Late last month, a group of student investigators whoÂ went undercover as workersÂ at several factories in the southern city of Shenzhen revealed that â€śtrade unions in these factories played no effective role in representing the workers or in upholding their rights,â€ť while abuses such as inadequate safety protections, excessive working schedules and minimum-wage violations were rife. The experience is typical for the countless young migrant workers who fuel the tech manufacturing sector. Chinaâ€™s urban economy relies heavily on a vast army of constantly churning migrant labor, and the workforce is becoming increasingly unstable as frustration with the low wages and drudgery of factory work has led to scores ofÂ uprisings and wildcat strikesÂ in recent months.
The banner of â€ścorporate responsibilityâ€ť isnâ€™t enough to quiet these workersâ€™ troubles. What they need instead is a real voice at work, in the form of an independent labor movement. China generally lacks real independent unions, separate from government-affiliated unions that typically work in tandem with management. At several of theÂ audited Dell supplier factories, workers reported “no knowledge of whether they have a trade union or workersâ€™ representative at their factory.” While worker unrest has roiled, activists have accusedÂ Wal-Mart,Â FoxconnÂ and other companies of suppressing or resisting worker organizing in the Chinese workplaces that drive their supply chains.

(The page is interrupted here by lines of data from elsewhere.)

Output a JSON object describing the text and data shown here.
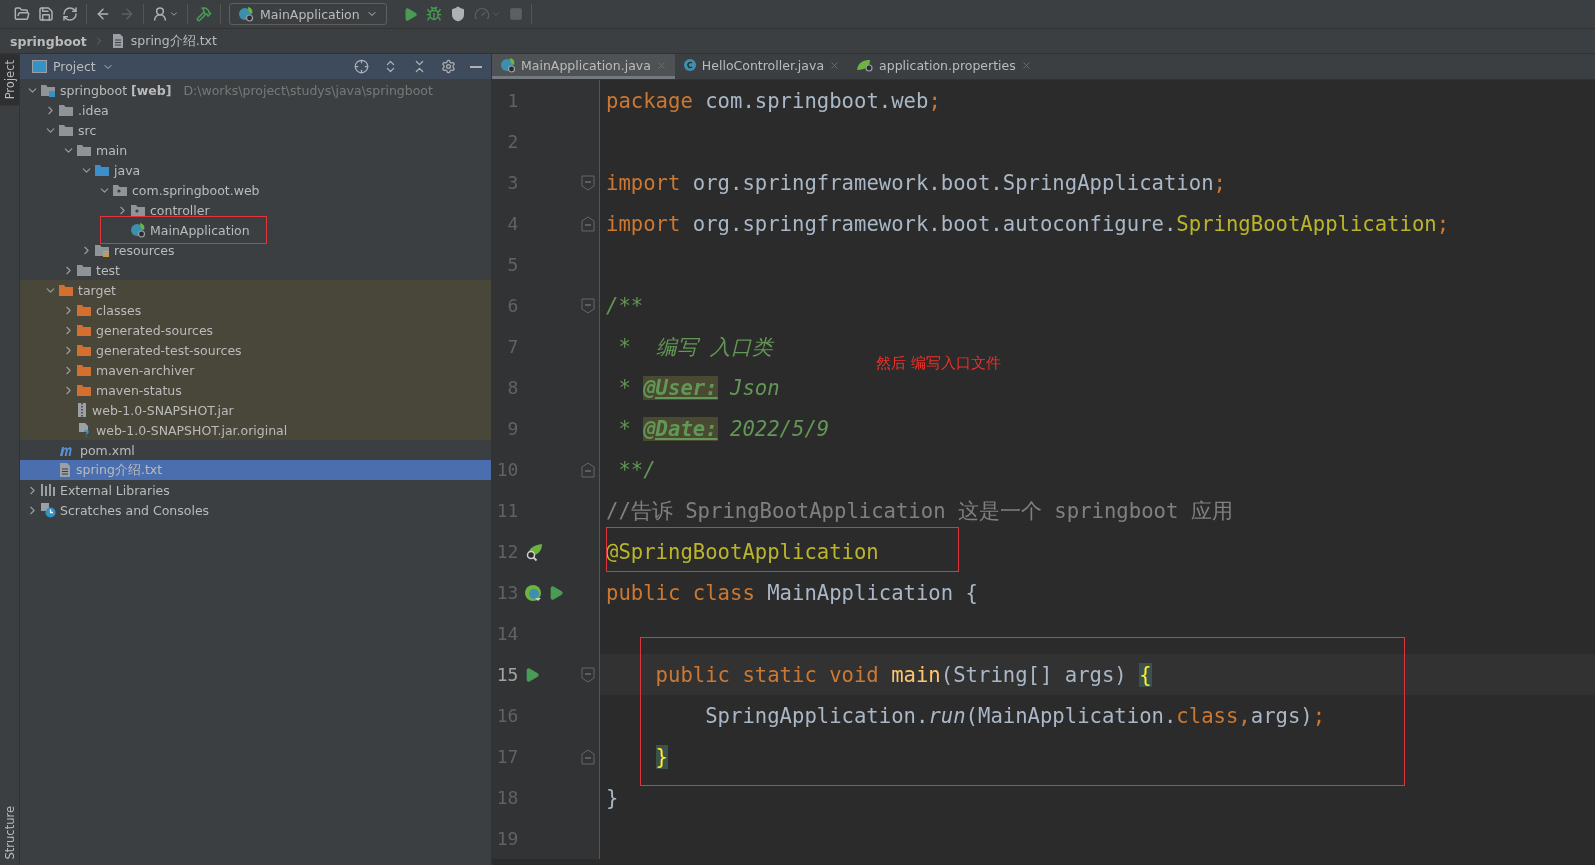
{
  "toolbar": {
    "groups": [
      {
        "buttons": [
          {
            "kind": "open",
            "disabled": false
          },
          {
            "kind": "save",
            "disabled": false
          },
          {
            "kind": "sync",
            "disabled": false
          }
        ]
      },
      {
        "buttons": [
          {
            "kind": "back",
            "disabled": false
          },
          {
            "kind": "forward",
            "disabled": true
          }
        ]
      },
      {
        "buttons": [
          {
            "kind": "vcs-user",
            "disabled": false
          }
        ]
      },
      {
        "buttons": [
          {
            "kind": "build",
            "disabled": false
          }
        ]
      }
    ],
    "run_config": {
      "label": "MainApplication"
    },
    "actions": [
      {
        "kind": "run",
        "disabled": false
      },
      {
        "kind": "debug",
        "disabled": false
      },
      {
        "kind": "coverage",
        "disabled": false
      },
      {
        "kind": "profile",
        "disabled": true
      },
      {
        "kind": "stop",
        "disabled": true
      }
    ]
  },
  "breadcrumb": {
    "project": "springboot",
    "file": "spring介绍.txt"
  },
  "side_stripe": {
    "top": "Project",
    "bottom": "Structure"
  },
  "project_panel": {
    "title": "Project",
    "tree": [
      {
        "label": "springboot **[web]**",
        "path": "D:\\works\\project\\studys\\java\\springboot",
        "kind": "module",
        "expanded": true,
        "selected": false,
        "excluded": false,
        "marked": false,
        "children": [
          {
            "label": ".idea",
            "kind": "folder",
            "expanded": false,
            "selected": false,
            "excluded": false,
            "marked": false
          },
          {
            "label": "src",
            "kind": "folder",
            "expanded": true,
            "selected": false,
            "excluded": false,
            "marked": false,
            "children": [
              {
                "label": "main",
                "kind": "folder",
                "expanded": true,
                "selected": false,
                "excluded": false,
                "marked": false,
                "children": [
                  {
                    "label": "java",
                    "kind": "source-folder",
                    "expanded": true,
                    "selected": false,
                    "excluded": false,
                    "marked": false,
                    "children": [
                      {
                        "label": "com.springboot.web",
                        "kind": "package",
                        "expanded": true,
                        "selected": false,
                        "excluded": false,
                        "marked": false,
                        "children": [
                          {
                            "label": "controller",
                            "kind": "package",
                            "expanded": false,
                            "selected": false,
                            "excluded": false,
                            "marked": false
                          },
                          {
                            "label": "MainApplication",
                            "kind": "spring-class",
                            "selected": false,
                            "excluded": false,
                            "marked": true
                          }
                        ]
                      }
                    ]
                  },
                  {
                    "label": "resources",
                    "kind": "resources",
                    "expanded": false,
                    "selected": false,
                    "excluded": false,
                    "marked": false
                  }
                ]
              },
              {
                "label": "test",
                "kind": "folder",
                "expanded": false,
                "selected": false,
                "excluded": false,
                "marked": false
              }
            ]
          },
          {
            "label": "target",
            "kind": "excluded-folder",
            "expanded": true,
            "selected": false,
            "excluded": true,
            "marked": false,
            "children": [
              {
                "label": "classes",
                "kind": "excluded-folder",
                "expanded": false,
                "selected": false,
                "excluded": true,
                "marked": false
              },
              {
                "label": "generated-sources",
                "kind": "excluded-folder",
                "expanded": false,
                "selected": false,
                "excluded": true,
                "marked": false
              },
              {
                "label": "generated-test-sources",
                "kind": "excluded-folder",
                "expanded": false,
                "selected": false,
                "excluded": true,
                "marked": false
              },
              {
                "label": "maven-archiver",
                "kind": "excluded-folder",
                "expanded": false,
                "selected": false,
                "excluded": true,
                "marked": false
              },
              {
                "label": "maven-status",
                "kind": "excluded-folder",
                "expanded": false,
                "selected": false,
                "excluded": true,
                "marked": false
              },
              {
                "label": "web-1.0-SNAPSHOT.jar",
                "kind": "jar",
                "selected": false,
                "excluded": true,
                "marked": false
              },
              {
                "label": "web-1.0-SNAPSHOT.jar.original",
                "kind": "unknown-file",
                "selected": false,
                "excluded": true,
                "marked": false
              }
            ]
          },
          {
            "label": "pom.xml",
            "kind": "maven",
            "selected": false,
            "excluded": false,
            "marked": false
          },
          {
            "label": "spring介绍.txt",
            "kind": "text-file",
            "selected": true,
            "excluded": false,
            "marked": false
          }
        ]
      },
      {
        "label": "External Libraries",
        "kind": "libraries",
        "expanded": false,
        "selected": false,
        "excluded": false,
        "marked": false
      },
      {
        "label": "Scratches and Consoles",
        "kind": "scratches",
        "expanded": false,
        "selected": false,
        "excluded": false,
        "marked": false
      }
    ]
  },
  "tabs": [
    {
      "label": "MainApplication.java",
      "kind": "spring-class",
      "selected": true
    },
    {
      "label": "HelloController.java",
      "kind": "class",
      "selected": false
    },
    {
      "label": "application.properties",
      "kind": "spring-config",
      "selected": false
    }
  ],
  "editor": {
    "note": "然后 编写入口文件",
    "lines": [
      {
        "number": "1",
        "current": false,
        "framed": false,
        "tokens": [
          {
            "kind": "keyword",
            "text": "package "
          },
          {
            "kind": "plain",
            "text": "com.springboot.web"
          },
          {
            "kind": "keyword",
            "text": ";"
          }
        ]
      },
      {
        "number": "2",
        "current": false,
        "framed": false
      },
      {
        "number": "3",
        "current": false,
        "framed": false,
        "fold": {
          "kind": "start"
        },
        "tokens": [
          {
            "kind": "keyword",
            "text": "import "
          },
          {
            "kind": "plain",
            "text": "org.springframework.boot.SpringApplication"
          },
          {
            "kind": "keyword",
            "text": ";"
          }
        ]
      },
      {
        "number": "4",
        "current": false,
        "framed": false,
        "fold": {
          "kind": "end"
        },
        "tokens": [
          {
            "kind": "keyword",
            "text": "import "
          },
          {
            "kind": "plain",
            "text": "org.springframework.boot.autoconfigure."
          },
          {
            "kind": "annotation",
            "text": "SpringBootApplication"
          },
          {
            "kind": "keyword",
            "text": ";"
          }
        ]
      },
      {
        "number": "5",
        "current": false,
        "framed": false
      },
      {
        "number": "6",
        "current": false,
        "framed": false,
        "fold": {
          "kind": "start"
        },
        "tokens": [
          {
            "kind": "doc",
            "text": "/**"
          }
        ]
      },
      {
        "number": "7",
        "current": false,
        "framed": false,
        "tokens": [
          {
            "kind": "doc",
            "text": " *  编写 入口类"
          }
        ]
      },
      {
        "number": "8",
        "current": false,
        "framed": false,
        "tokens": [
          {
            "kind": "doc",
            "text": " * "
          },
          {
            "kind": "doc-tag",
            "text": "@User:"
          },
          {
            "kind": "doc",
            "text": " Json"
          }
        ]
      },
      {
        "number": "9",
        "current": false,
        "framed": false,
        "tokens": [
          {
            "kind": "doc",
            "text": " * "
          },
          {
            "kind": "doc-tag",
            "text": "@Date:"
          },
          {
            "kind": "doc",
            "text": " 2022/5/9"
          }
        ]
      },
      {
        "number": "10",
        "current": false,
        "framed": false,
        "fold": {
          "kind": "end"
        },
        "tokens": [
          {
            "kind": "doc",
            "text": " **/"
          }
        ]
      },
      {
        "number": "11",
        "current": false,
        "framed": false,
        "tokens": [
          {
            "kind": "comment",
            "text": "//告诉 SpringBootApplication 这是一个 springboot 应用"
          }
        ]
      },
      {
        "number": "12",
        "current": false,
        "framed": true,
        "gutter": [
          {
            "kind": "bean-search"
          }
        ],
        "tokens": [
          {
            "kind": "annotation",
            "text": "@SpringBootApplication"
          }
        ]
      },
      {
        "number": "13",
        "current": false,
        "framed": false,
        "gutter": [
          {
            "kind": "bean"
          },
          {
            "kind": "run"
          }
        ],
        "tokens": [
          {
            "kind": "keyword",
            "text": "public class "
          },
          {
            "kind": "plain",
            "text": "MainApplication {"
          }
        ]
      },
      {
        "number": "14",
        "current": false,
        "framed": false
      },
      {
        "number": "15",
        "current": true,
        "framed": true,
        "indented": true,
        "gutter": [
          {
            "kind": "run"
          }
        ],
        "fold": {
          "kind": "start"
        },
        "tokens": [
          {
            "kind": "keyword",
            "text": "public static void "
          },
          {
            "kind": "method",
            "text": "main"
          },
          {
            "kind": "plain",
            "text": "(String[] args) "
          },
          {
            "kind": "brace",
            "text": "{"
          }
        ]
      },
      {
        "number": "16",
        "current": false,
        "framed": true,
        "indented": true,
        "tokens": [
          {
            "kind": "plain",
            "text": "    SpringApplication."
          },
          {
            "kind": "static",
            "text": "run"
          },
          {
            "kind": "plain",
            "text": "(MainApplication."
          },
          {
            "kind": "keyword",
            "text": "class,"
          },
          {
            "kind": "plain",
            "text": "args)"
          },
          {
            "kind": "keyword",
            "text": ";"
          }
        ]
      },
      {
        "number": "17",
        "current": false,
        "framed": true,
        "indented": true,
        "fold": {
          "kind": "end"
        },
        "tokens": [
          {
            "kind": "brace",
            "text": "}"
          }
        ]
      },
      {
        "number": "18",
        "current": false,
        "framed": false,
        "tokens": [
          {
            "kind": "plain",
            "text": "}"
          }
        ]
      },
      {
        "number": "19",
        "current": false,
        "framed": false
      }
    ]
  }
}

With the indigenous labor movement only inÂ its fledgling stages, consumer-led campaigns and groups like China Labor Watch might help encourage worker activism. But in terms of achieving systemic, sustainable change in the industry, Slaten says, â€śEven if consumers could act in unison, the answer would not be to boycott electronic products manufactured in a given Chinese factory. From the perspective of worker interest, this will only serve to get a great number of workers laid off.â€ť
For workers’ interests to supersede corporate interests, change will need to start where the products do: on the assembly line, where workers canÂ act in unison and stand up for their rights. Outside China, the rest of usâ€”community groups, unions, and ourselves as individual consumersâ€”have a responsibility to keepÂ global public pressureÂ on multinationals, showing solidarity with workers both by getting their back and by making sure the bosses get out of their way.
Correction: The names of the locations of factories now properly cite Jiangsu and Guangdong, along with Shenzhen in particular, as the sites studied.
This article was originally printed on Working In These Times on November 7, 2013. Â Reprinted with permission.
About the Author: Michelle ChenÂ is a contributing editor atÂ In These Times, a contributor to Working In These Times, and an editor atÂ CultureStrike. She is also a co-producer ofÂ Asia Pacific ForumÂ on Pacificaâ€™s WBAI.